He elaborates on this in the section “Performing Devotional Service in Kārttika:” “… in the month of Kārttika (October-November); especially in Vrndavana, there is a specific program for temple worship of the Lord in His Dāmodara form. “Dāmodara” refers to Krishna’s being bound with rope by His mother, Yaśodā. It is said that just as Lord Dāmodara is very dear to His devotees, so the month known as Dāmodara or Kārttika is also very dear to them.
The execution of devotional service during Ūrja-vrata in the month of Kārttika is especially recommended to be performed at Mathurā. This system is still followed by many devotees. They go to Mathurā or Vrndavana and stay there during the month of Kārttika specifically to perform devotional services during this period.”
Prabhupada makes a point to say it is “especially recommended” to perform devotional service during Kārttika in Mathura, or Vrindavana. This is not to say that Kārttika’s benefits are exclusively available there, but devotees who are able to go make the trip if at all possible.
“Urja-vrata” refers to the acceptance of special vows during Kārttika. Devotees often take vows to increase their hearing, chanting, worship, or to observe restrictions in their eating. Making and keeping such vows during the month of Damodara guarantees compounded benefits.
Prabhupada ends Nectar of Devotion’s section on Kārttika with an interesting commentary from Padma Purana:
“…the Lord does not award devotional service to ordinary persons who are not serious about it. But even such unserious persons who execute devotional service according to the regulative principles during the month of Kārttika, and within the jurisdiction of Mathurā in India, are very easily awarded the Lord’s personal service.” (N.O.D., Chapter 12)

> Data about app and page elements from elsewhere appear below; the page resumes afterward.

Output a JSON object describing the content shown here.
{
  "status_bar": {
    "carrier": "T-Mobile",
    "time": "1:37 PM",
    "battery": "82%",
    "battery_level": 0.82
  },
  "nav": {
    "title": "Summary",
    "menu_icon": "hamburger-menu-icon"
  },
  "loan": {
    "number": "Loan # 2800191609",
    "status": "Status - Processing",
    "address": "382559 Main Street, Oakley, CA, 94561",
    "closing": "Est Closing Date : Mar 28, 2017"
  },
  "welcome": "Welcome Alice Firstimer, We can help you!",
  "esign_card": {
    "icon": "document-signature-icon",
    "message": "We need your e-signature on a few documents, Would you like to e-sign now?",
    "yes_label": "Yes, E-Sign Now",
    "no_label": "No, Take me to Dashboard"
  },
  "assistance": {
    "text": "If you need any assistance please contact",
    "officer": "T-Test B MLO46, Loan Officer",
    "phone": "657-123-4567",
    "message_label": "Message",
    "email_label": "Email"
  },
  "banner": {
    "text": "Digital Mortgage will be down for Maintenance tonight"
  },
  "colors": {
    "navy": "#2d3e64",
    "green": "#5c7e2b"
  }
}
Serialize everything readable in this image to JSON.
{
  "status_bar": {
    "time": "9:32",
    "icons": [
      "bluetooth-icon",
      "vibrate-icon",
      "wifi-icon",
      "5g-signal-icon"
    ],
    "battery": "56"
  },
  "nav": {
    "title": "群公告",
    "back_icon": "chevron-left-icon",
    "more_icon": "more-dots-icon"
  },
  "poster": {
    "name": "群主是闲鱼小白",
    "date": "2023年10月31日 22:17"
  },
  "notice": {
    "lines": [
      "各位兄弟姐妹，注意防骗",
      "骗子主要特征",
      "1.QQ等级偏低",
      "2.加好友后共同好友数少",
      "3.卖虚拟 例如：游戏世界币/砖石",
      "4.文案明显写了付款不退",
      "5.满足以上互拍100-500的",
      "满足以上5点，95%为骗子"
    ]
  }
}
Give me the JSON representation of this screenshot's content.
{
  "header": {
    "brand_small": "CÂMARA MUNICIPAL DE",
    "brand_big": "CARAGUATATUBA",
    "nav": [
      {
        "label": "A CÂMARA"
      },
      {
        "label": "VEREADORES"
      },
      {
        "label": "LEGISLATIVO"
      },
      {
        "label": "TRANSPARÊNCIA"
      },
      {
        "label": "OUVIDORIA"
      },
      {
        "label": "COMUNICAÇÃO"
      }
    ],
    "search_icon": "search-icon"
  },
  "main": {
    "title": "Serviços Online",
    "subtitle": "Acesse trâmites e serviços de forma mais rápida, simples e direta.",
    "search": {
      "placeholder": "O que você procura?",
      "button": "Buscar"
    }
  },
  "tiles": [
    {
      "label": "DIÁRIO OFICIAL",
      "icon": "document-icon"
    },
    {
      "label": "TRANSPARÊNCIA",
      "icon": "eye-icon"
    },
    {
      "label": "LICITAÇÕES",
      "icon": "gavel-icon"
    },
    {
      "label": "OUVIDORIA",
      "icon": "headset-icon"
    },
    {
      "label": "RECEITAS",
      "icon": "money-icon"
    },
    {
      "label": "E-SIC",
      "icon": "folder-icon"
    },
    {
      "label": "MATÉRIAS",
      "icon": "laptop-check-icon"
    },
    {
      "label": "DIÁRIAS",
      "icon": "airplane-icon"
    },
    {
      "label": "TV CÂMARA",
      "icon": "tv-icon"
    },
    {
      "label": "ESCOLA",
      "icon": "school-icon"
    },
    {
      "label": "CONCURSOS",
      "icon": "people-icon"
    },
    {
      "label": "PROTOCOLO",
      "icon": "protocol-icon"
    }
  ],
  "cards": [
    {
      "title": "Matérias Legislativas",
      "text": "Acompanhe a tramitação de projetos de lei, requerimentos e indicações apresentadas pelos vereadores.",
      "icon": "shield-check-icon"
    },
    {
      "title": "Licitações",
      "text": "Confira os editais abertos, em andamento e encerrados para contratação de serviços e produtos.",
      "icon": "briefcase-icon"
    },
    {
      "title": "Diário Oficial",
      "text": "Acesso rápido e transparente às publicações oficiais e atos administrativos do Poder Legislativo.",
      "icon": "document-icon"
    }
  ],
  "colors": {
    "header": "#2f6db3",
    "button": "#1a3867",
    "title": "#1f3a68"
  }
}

If even an “unserious” person can attain Krishna’s personal service, simply by “executing devotional service according to the regulative principles during the month of Kārttika”–wouldn’t it then also be a seriously good time to get serious?